Heading into the 2018 season, Antonio Brown posted a tweet asking how good the Pittsburgh Steelers would be without him. At that moment, everyone knew his time in the black and gold was coming to an end.
There was so much drama going on with the team and Brown, no one knew what was really going on. What does remain true is Brown and Big Ben had some sort of tension and that ultimately helped lead to the Steelers shipping Brown.
Webber Falls Out With Sacramento
Chris Webber is one of the most dominant big men to ever play the game of basketball. The power forward played his best years of basketball with the Sacramento Kings but could never get them over the hump int he Western Conference.
After a lot of altercations between Webber and teammate Peja Stojakovic happened, he asked for a trade. The Philadelphia 76ers is where he would end up and people thought him and Allen Iverson would be the next big thing.

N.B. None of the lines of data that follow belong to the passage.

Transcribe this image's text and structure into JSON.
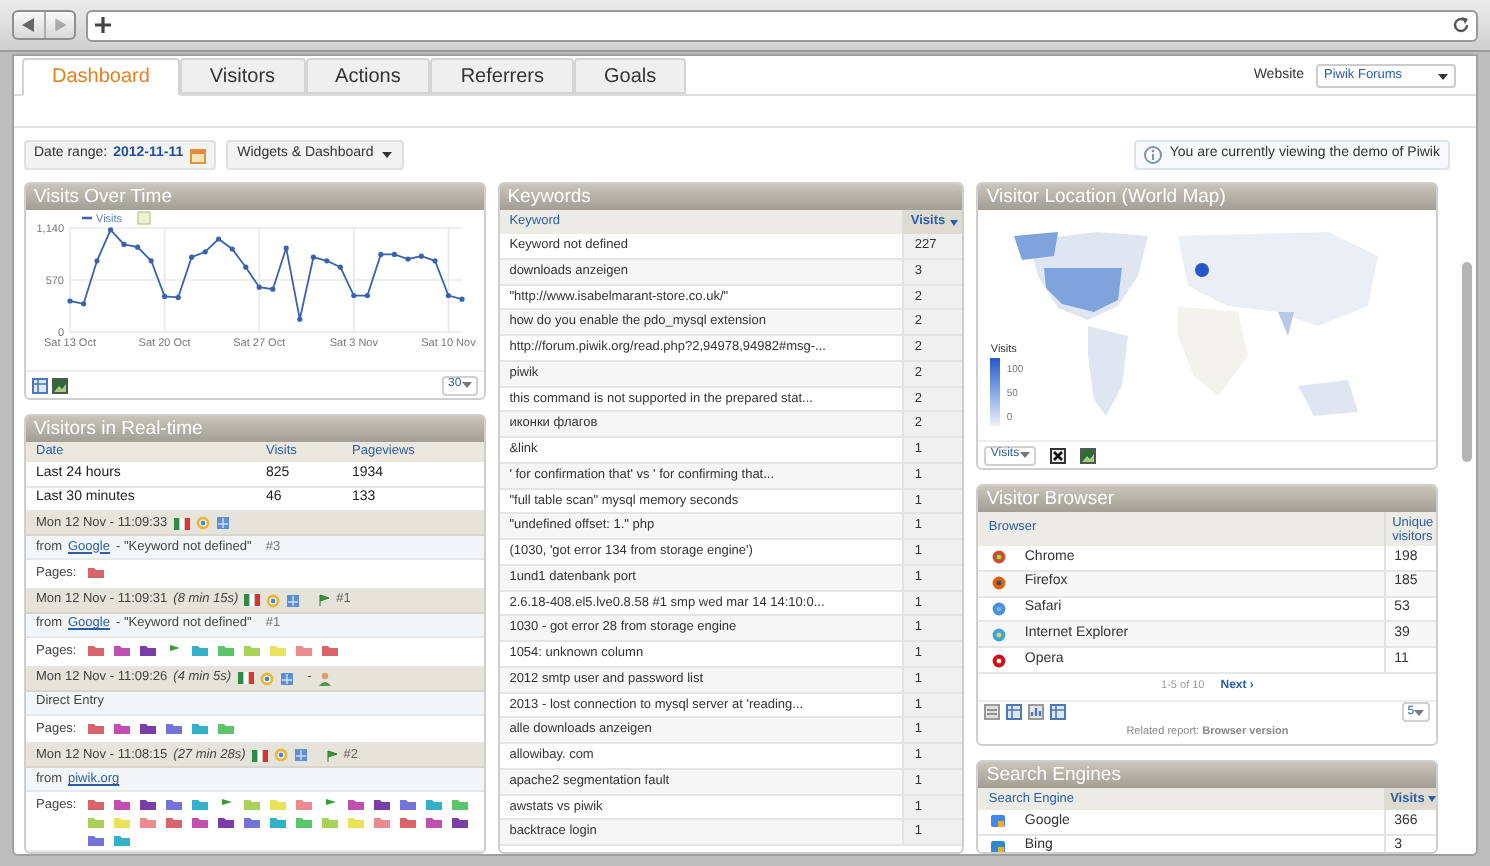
{
  "tabs": [
    {
      "label": "Dashboard",
      "selected": true
    },
    {
      "label": "Visitors",
      "selected": false
    },
    {
      "label": "Actions",
      "selected": false
    },
    {
      "label": "Referrers",
      "selected": false
    },
    {
      "label": "Goals",
      "selected": false
    }
  ],
  "website": {
    "label": "Website",
    "value": "Piwik Forums"
  },
  "toolbar": {
    "date_label": "Date range:",
    "date_value": "2012-11-11",
    "widgets_button": "Widgets & Dashboard",
    "notice": "You are currently viewing the demo of Piwik"
  },
  "visits_over_time": {
    "title": "Visits Over Time",
    "period_select": "30",
    "chart_data": {
      "type": "line",
      "ylim": [
        0,
        1140
      ],
      "grid": true,
      "categories": [
        "Sat 13 Oct",
        null,
        null,
        null,
        null,
        null,
        null,
        "Sat 20 Oct",
        null,
        null,
        null,
        null,
        null,
        null,
        "Sat 27 Oct",
        null,
        null,
        null,
        null,
        null,
        null,
        "Sat 3 Nov",
        null,
        null,
        null,
        null,
        null,
        null,
        "Sat 10 Nov",
        null
      ],
      "yticks": [
        {
          "value": 0,
          "label": "0"
        },
        {
          "value": 570,
          "label": "570"
        },
        {
          "value": 1140,
          "label": "1,140"
        }
      ],
      "series": [
        {
          "name": "Visits",
          "color": "#3a62ad",
          "values": [
            340,
            310,
            780,
            1120,
            960,
            930,
            780,
            390,
            380,
            820,
            880,
            1020,
            910,
            710,
            490,
            470,
            920,
            140,
            820,
            780,
            710,
            400,
            400,
            850,
            850,
            800,
            830,
            780,
            400,
            360
          ]
        }
      ]
    }
  },
  "realtime": {
    "title": "Visitors in Real-time",
    "columns": [
      "Date",
      "Visits",
      "Pageviews"
    ],
    "rows": [
      [
        "Last 24 hours",
        "825",
        "1934"
      ],
      [
        "Last 30 minutes",
        "46",
        "133"
      ]
    ],
    "visits": [
      {
        "time": "Mon 12 Nov - 11:09:33",
        "referrer": {
          "kind": "search",
          "prefix": "from",
          "link": "Google",
          "keyword": "- \"Keyword not defined\"",
          "rank": "#3"
        },
        "pages_label": "Pages:",
        "pages": [
          {
            "kind": "folder",
            "color": "#d9636b"
          }
        ]
      },
      {
        "time": "Mon 12 Nov - 11:09:31",
        "duration": "(8 min 15s)",
        "goals": "#1",
        "referrer": {
          "kind": "search",
          "prefix": "from",
          "link": "Google",
          "keyword": "- \"Keyword not defined\"",
          "rank": "#1"
        },
        "pages_label": "Pages:",
        "pages": [
          {
            "kind": "folder",
            "color": "#d9636b"
          },
          {
            "kind": "folder",
            "color": "#c04fb0"
          },
          {
            "kind": "folder",
            "color": "#7a3ea8"
          },
          {
            "kind": "flag",
            "color": "#3a9a3a"
          },
          {
            "kind": "folder",
            "color": "#34b0c8"
          },
          {
            "kind": "folder",
            "color": "#5cc46a"
          },
          {
            "kind": "folder",
            "color": "#a8d25a"
          },
          {
            "kind": "folder",
            "color": "#e8e35a"
          },
          {
            "kind": "folder",
            "color": "#ec8a90"
          },
          {
            "kind": "folder",
            "color": "#d9636b"
          }
        ]
      },
      {
        "time": "Mon 12 Nov - 11:09:26",
        "duration": "(4 min 5s)",
        "extra": "-",
        "referrer": {
          "kind": "direct",
          "text": "Direct Entry"
        },
        "pages_label": "Pages:",
        "pages": [
          {
            "kind": "folder",
            "color": "#d9636b"
          },
          {
            "kind": "folder",
            "color": "#c04fb0"
          },
          {
            "kind": "folder",
            "color": "#7a3ea8"
          },
          {
            "kind": "folder",
            "color": "#7474d8"
          },
          {
            "kind": "folder",
            "color": "#34b0c8"
          },
          {
            "kind": "folder",
            "color": "#5cc46a"
          }
        ]
      },
      {
        "time": "Mon 12 Nov - 11:08:15",
        "duration": "(27 min 28s)",
        "goals": "#2",
        "referrer": {
          "kind": "website",
          "prefix": "from",
          "link": "piwik.org"
        },
        "pages_label": "Pages:",
        "pages": [
          {
            "kind": "folder",
            "color": "#d9636b"
          },
          {
            "kind": "folder",
            "color": "#c04fb0"
          },
          {
            "kind": "folder",
            "color": "#7a3ea8"
          },
          {
            "kind": "folder",
            "color": "#7474d8"
          },
          {
            "kind": "folder",
            "color": "#34b0c8"
          },
          {
            "kind": "flag",
            "color": "#3a9a3a"
          },
          {
            "kind": "folder",
            "color": "#a8d25a"
          },
          {
            "kind": "folder",
            "color": "#e8e35a"
          },
          {
            "kind": "folder",
            "color": "#ec8a90"
          },
          {
            "kind": "flag",
            "color": "#3a9a3a"
          },
          {
            "kind": "folder",
            "color": "#c04fb0"
          },
          {
            "kind": "folder",
            "color": "#7a3ea8"
          },
          {
            "kind": "folder",
            "color": "#7474d8"
          },
          {
            "kind": "folder",
            "color": "#34b0c8"
          },
          {
            "kind": "folder",
            "color": "#5cc46a"
          },
          {
            "kind": "folder",
            "color": "#a8d25a"
          },
          {
            "kind": "folder",
            "color": "#e8e35a"
          },
          {
            "kind": "folder",
            "color": "#ec8a90"
          },
          {
            "kind": "folder",
            "color": "#d9636b"
          },
          {
            "kind": "folder",
            "color": "#c04fb0"
          },
          {
            "kind": "folder",
            "color": "#7a3ea8"
          },
          {
            "kind": "folder",
            "color": "#7474d8"
          },
          {
            "kind": "folder",
            "color": "#34b0c8"
          },
          {
            "kind": "folder",
            "color": "#5cc46a"
          },
          {
            "kind": "folder",
            "color": "#a8d25a"
          },
          {
            "kind": "folder",
            "color": "#e8e35a"
          },
          {
            "kind": "folder",
            "color": "#ec8a90"
          },
          {
            "kind": "folder",
            "color": "#d9636b"
          },
          {
            "kind": "folder",
            "color": "#c04fb0"
          },
          {
            "kind": "folder",
            "color": "#7a3ea8"
          },
          {
            "kind": "folder",
            "color": "#7474d8"
          },
          {
            "kind": "folder",
            "color": "#34b0c8"
          }
        ]
      }
    ]
  },
  "keywords": {
    "title": "Keywords",
    "columns": [
      "Keyword",
      "Visits"
    ],
    "rows": [
      [
        "Keyword not defined",
        "227"
      ],
      [
        "downloads anzeigen",
        "3"
      ],
      [
        "\"http://www.isabelmarant-store.co.uk/\"",
        "2"
      ],
      [
        "how do you enable the pdo_mysql extension",
        "2"
      ],
      [
        "http://forum.piwik.org/read.php?2,94978,94982#msg-...",
        "2"
      ],
      [
        "piwik",
        "2"
      ],
      [
        "this command is not supported in the prepared stat...",
        "2"
      ],
      [
        "иконки флагов",
        "2"
      ],
      [
        "&link",
        "1"
      ],
      [
        "' for confirmation that' vs ' for confirming that...",
        "1"
      ],
      [
        "\"full table scan\" mysql memory seconds",
        "1"
      ],
      [
        "\"undefined offset: 1.\" php",
        "1"
      ],
      [
        "(1030, 'got error 134 from storage engine')",
        "1"
      ],
      [
        "1und1 datenbank port",
        "1"
      ],
      [
        "2.6.18-408.el5.lve0.8.58 #1 smp wed mar 14 14:10:0...",
        "1"
      ],
      [
        "1030 - got error 28 from storage engine",
        "1"
      ],
      [
        "1054: unknown column",
        "1"
      ],
      [
        "2012 smtp user and password list",
        "1"
      ],
      [
        "2013 - lost connection to mysql server at 'reading...",
        "1"
      ],
      [
        "alle downloads anzeigen",
        "1"
      ],
      [
        "allowibay. com",
        "1"
      ],
      [
        "apache2 segmentation fault",
        "1"
      ],
      [
        "awstats vs piwik",
        "1"
      ],
      [
        "backtrace login",
        "1"
      ]
    ]
  },
  "visitor_location": {
    "title": "Visitor Location (World Map)",
    "legend_title": "Visits",
    "legend_labels": [
      "100",
      "50",
      "0"
    ],
    "metric_select": "Visits"
  },
  "visitor_browser": {
    "title": "Visitor Browser",
    "columns": [
      "Browser",
      "Unique visitors"
    ],
    "rows": [
      [
        "Chrome",
        "198"
      ],
      [
        "Firefox",
        "185"
      ],
      [
        "Safari",
        "53"
      ],
      [
        "Internet Explorer",
        "39"
      ],
      [
        "Opera",
        "11"
      ]
    ],
    "pagination": "1-5 of 10",
    "next": "Next ›",
    "limit_select": "5",
    "related": "Related report: **Browser version**"
  },
  "search_engines": {
    "title": "Search Engines",
    "columns": [
      "Search Engine",
      "Visits"
    ],
    "rows": [
      [
        "Google",
        "366"
      ],
      [
        "Bing",
        "3"
      ]
    ]
  }
}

Davis One Of The Latest Stars To Want Out
Anthony Davis is an all-world talent. There aren’t many better than him and you can argue that no one is better than the Kentucky product. He’s still young with so much more to add to his game, things could be scary for the NBA soon.
After spending several unfulfilling years with the New Orleans Pelicans, Davis requested a trade from the franchise that drafted him. “Anthony wants to be traded to a team that allows him the chance to win consistently and compete for a championship,” his agent Rich Paul told Wojnarowski.
Jabbar Wanted To Grow His Brand
Is he the greatest center of all-time or does someone else hold that crown? That’s a debate that can go on forever, but we’re here to talk about Kareem Abdul-Jabbar’s infamous trade request from the team he won his first championship with.
The Milwaukee Bucks drafted Jabbar, and in his first six seasons he averaged over 30 points per game and made the all-star team. That wasn’t enough. He wanted to grow his brand and that’s how the big man wound up with the Lakers.
Neymar Needed To Prove Himself…
Neymar’s situation is very similar to Kyrie Irving’s. Both played alongside the best player in their respective profession, but they too were highly skilled. Neymar and Lionel Messi could have been a dangerous duo for many more years, but he wanted out.
That’s when he went to Paris-St. Germain to become the top dog. His tenure there was solid enough to show that he deserves the right to be the main man, but as of the summer of 2019, it looks like he’ll be going right back after only two years.
Another Big Man Wants Out
There was a point in time when Dwight Howard was a staple in the NBA. The huge center was thought to be the second coming of Shaquille O’Neal and even started his career on the same team Shaq did.
After leading his team to the NBA Finals in 2009 and losing badly to the Lakers, it only took him one more season to request a trade out of there. He eventually landed on the Lakers and the results in Los Angeles were no good. He blames his back.
Don’t Rush The Dream
Hakeem “The Dream” Olajuwon was special. There is no reason for him to fake an injury (the Spurs should have learned from this). As dominate as he was, Olajuwon still had trouble landing the contract he wanted with the Rockets, and they accused him of faking an injury.
In 1992, it looked like he was on his way out of H-Town when he requested a trade. They didn’t listen to his demands, kept him, and won back-to-back championships two years later.